== SOURCE MATERIAL ==

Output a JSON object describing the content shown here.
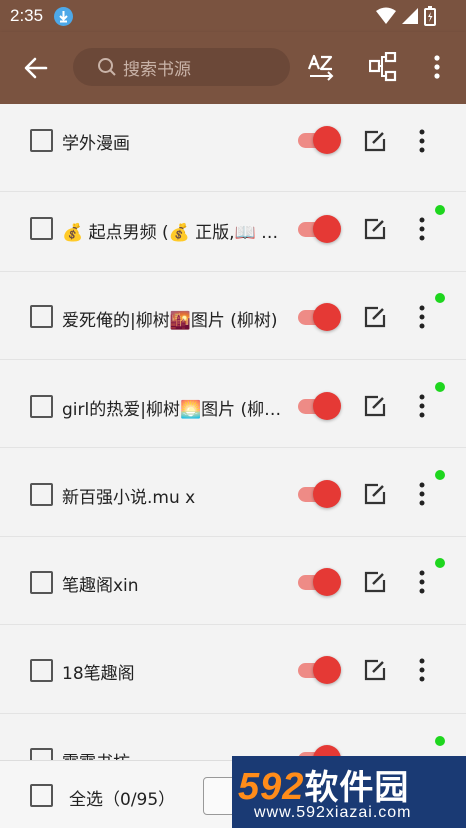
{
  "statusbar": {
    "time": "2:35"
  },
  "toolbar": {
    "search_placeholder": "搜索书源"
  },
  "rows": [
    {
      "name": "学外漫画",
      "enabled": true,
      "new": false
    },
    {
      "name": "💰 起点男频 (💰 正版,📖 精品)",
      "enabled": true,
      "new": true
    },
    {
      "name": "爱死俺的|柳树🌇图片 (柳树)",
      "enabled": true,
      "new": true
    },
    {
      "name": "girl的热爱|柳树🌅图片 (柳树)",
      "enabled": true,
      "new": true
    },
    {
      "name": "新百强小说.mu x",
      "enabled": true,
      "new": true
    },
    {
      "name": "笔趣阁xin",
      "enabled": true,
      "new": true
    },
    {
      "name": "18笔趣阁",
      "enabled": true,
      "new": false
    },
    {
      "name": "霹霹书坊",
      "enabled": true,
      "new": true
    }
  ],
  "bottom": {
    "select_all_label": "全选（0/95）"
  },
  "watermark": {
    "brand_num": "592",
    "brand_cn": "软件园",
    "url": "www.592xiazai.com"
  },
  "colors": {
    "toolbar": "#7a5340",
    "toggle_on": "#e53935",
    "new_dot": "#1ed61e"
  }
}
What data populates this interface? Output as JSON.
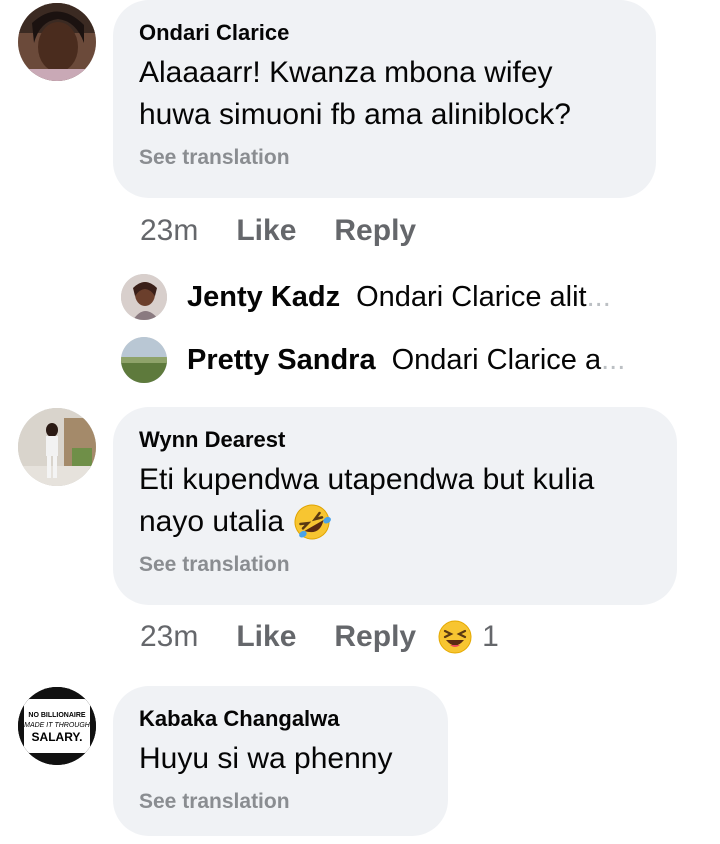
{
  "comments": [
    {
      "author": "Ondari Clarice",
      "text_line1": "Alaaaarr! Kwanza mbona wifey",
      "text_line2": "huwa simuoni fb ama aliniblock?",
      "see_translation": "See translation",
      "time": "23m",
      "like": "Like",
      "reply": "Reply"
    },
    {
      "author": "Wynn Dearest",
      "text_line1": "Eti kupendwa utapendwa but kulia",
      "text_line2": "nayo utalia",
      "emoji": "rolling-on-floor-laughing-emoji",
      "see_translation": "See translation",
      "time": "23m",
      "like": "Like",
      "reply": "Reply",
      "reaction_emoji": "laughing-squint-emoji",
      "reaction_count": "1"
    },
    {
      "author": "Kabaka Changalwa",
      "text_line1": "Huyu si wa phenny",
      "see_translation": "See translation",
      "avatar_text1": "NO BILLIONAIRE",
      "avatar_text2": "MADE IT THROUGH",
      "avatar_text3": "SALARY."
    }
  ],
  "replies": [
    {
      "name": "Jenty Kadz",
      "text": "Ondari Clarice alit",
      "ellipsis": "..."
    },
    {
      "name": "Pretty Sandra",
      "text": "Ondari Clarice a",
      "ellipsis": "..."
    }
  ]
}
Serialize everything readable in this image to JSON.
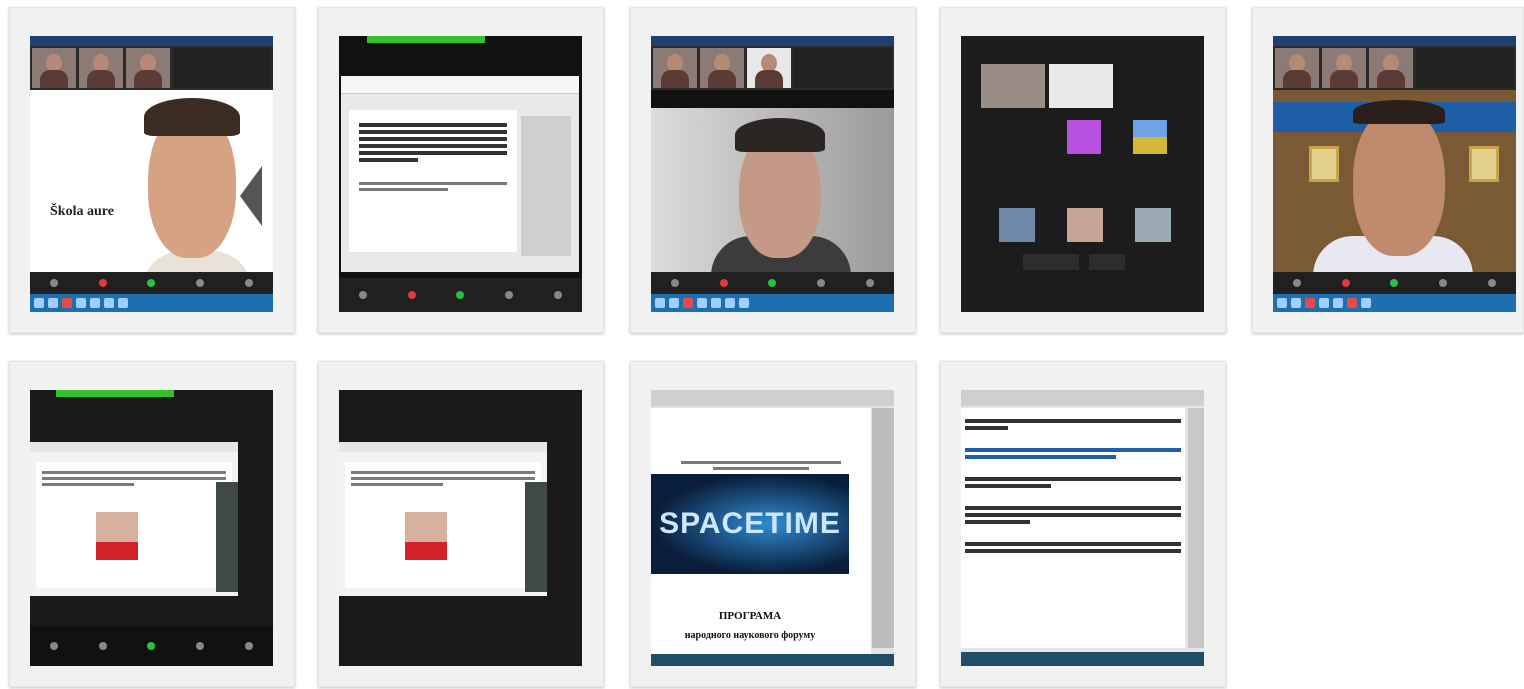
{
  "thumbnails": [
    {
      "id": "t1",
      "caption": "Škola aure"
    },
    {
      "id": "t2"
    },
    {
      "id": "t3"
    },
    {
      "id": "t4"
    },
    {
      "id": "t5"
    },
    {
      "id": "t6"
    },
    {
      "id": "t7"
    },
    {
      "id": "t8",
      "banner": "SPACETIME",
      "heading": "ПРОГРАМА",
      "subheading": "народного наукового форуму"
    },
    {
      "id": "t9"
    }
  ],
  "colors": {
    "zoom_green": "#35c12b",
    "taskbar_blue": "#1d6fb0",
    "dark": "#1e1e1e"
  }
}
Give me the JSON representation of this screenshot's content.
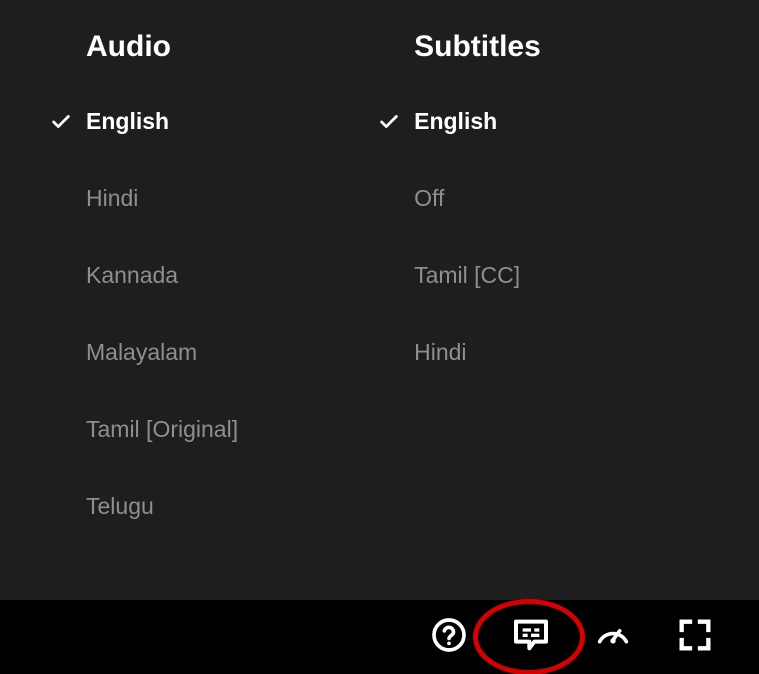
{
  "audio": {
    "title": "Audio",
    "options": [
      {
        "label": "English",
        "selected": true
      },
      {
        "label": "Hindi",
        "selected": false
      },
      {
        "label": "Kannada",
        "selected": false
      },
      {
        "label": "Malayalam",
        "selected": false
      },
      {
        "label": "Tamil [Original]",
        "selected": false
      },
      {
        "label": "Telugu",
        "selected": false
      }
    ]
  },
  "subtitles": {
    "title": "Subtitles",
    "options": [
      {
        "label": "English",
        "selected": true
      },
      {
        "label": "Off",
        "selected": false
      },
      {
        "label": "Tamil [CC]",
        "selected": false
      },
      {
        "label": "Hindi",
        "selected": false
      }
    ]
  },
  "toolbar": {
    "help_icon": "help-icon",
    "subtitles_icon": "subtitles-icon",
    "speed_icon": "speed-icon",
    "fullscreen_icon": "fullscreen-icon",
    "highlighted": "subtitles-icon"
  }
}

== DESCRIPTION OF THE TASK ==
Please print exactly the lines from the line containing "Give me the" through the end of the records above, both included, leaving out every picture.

== RESULT BELOW ==
Give me the JSON representation of this screenshot's content.
{
  "audio": {
    "title": "Audio",
    "options": [
      {
        "label": "English",
        "selected": true
      },
      {
        "label": "Hindi",
        "selected": false
      },
      {
        "label": "Kannada",
        "selected": false
      },
      {
        "label": "Malayalam",
        "selected": false
      },
      {
        "label": "Tamil [Original]",
        "selected": false
      },
      {
        "label": "Telugu",
        "selected": false
      }
    ]
  },
  "subtitles": {
    "title": "Subtitles",
    "options": [
      {
        "label": "English",
        "selected": true
      },
      {
        "label": "Off",
        "selected": false
      },
      {
        "label": "Tamil [CC]",
        "selected": false
      },
      {
        "label": "Hindi",
        "selected": false
      }
    ]
  },
  "toolbar": {
    "help_icon": "help-icon",
    "subtitles_icon": "subtitles-icon",
    "speed_icon": "speed-icon",
    "fullscreen_icon": "fullscreen-icon",
    "highlighted": "subtitles-icon"
  }
}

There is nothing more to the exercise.